═════ Supplied material ═════

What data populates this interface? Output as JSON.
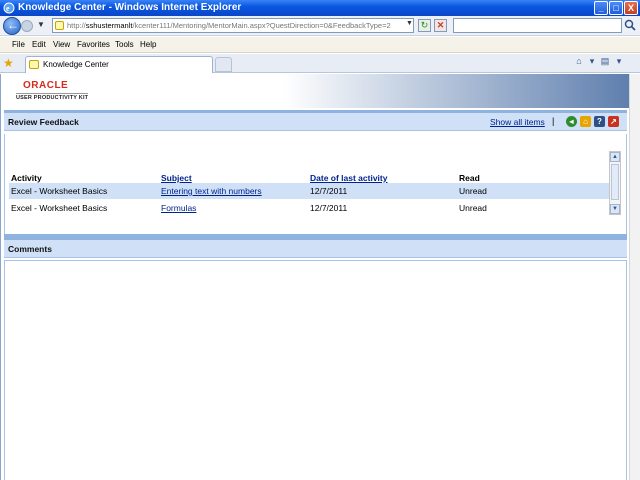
{
  "window": {
    "title": "Knowledge Center - Windows Internet Explorer",
    "buttons": [
      "_",
      "□",
      "X"
    ]
  },
  "address_bar": {
    "url_prefix": "http://",
    "url_host": "sshustermanlt",
    "url_path": "/kcenter111/Mentoring/MentorMain.aspx?QuestDirection=0&FeedbackType=2"
  },
  "menu": [
    "File",
    "Edit",
    "View",
    "Favorites",
    "Tools",
    "Help"
  ],
  "tab": {
    "label": "Knowledge Center"
  },
  "branding": {
    "oracle": "ORACLE",
    "product": "USER PRODUCTIVITY KIT"
  },
  "review_panel": {
    "title": "Review Feedback",
    "show_all": "Show all items",
    "separator": "|"
  },
  "table": {
    "headers": [
      "Activity",
      "Subject",
      "Date of last activity",
      "Read"
    ],
    "rows": [
      {
        "activity": "Excel - Worksheet Basics",
        "subject": "Entering text with numbers",
        "date": "12/7/2011",
        "read": "Unread",
        "selected": true
      },
      {
        "activity": "Excel - Worksheet Basics",
        "subject": "Formulas",
        "date": "12/7/2011",
        "read": "Unread",
        "selected": false
      }
    ]
  },
  "comments_panel": {
    "title": "Comments"
  },
  "colors": {
    "title_bar": "#0a58e0",
    "panel_header": "#cfe0f7",
    "link": "#00238f",
    "oracle_red": "#d52b1e"
  }
}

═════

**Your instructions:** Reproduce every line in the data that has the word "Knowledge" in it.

**Exercise answer:**
    "title": "Knowledge Center - Windows Internet Explorer",
    "label": "Knowledge Center"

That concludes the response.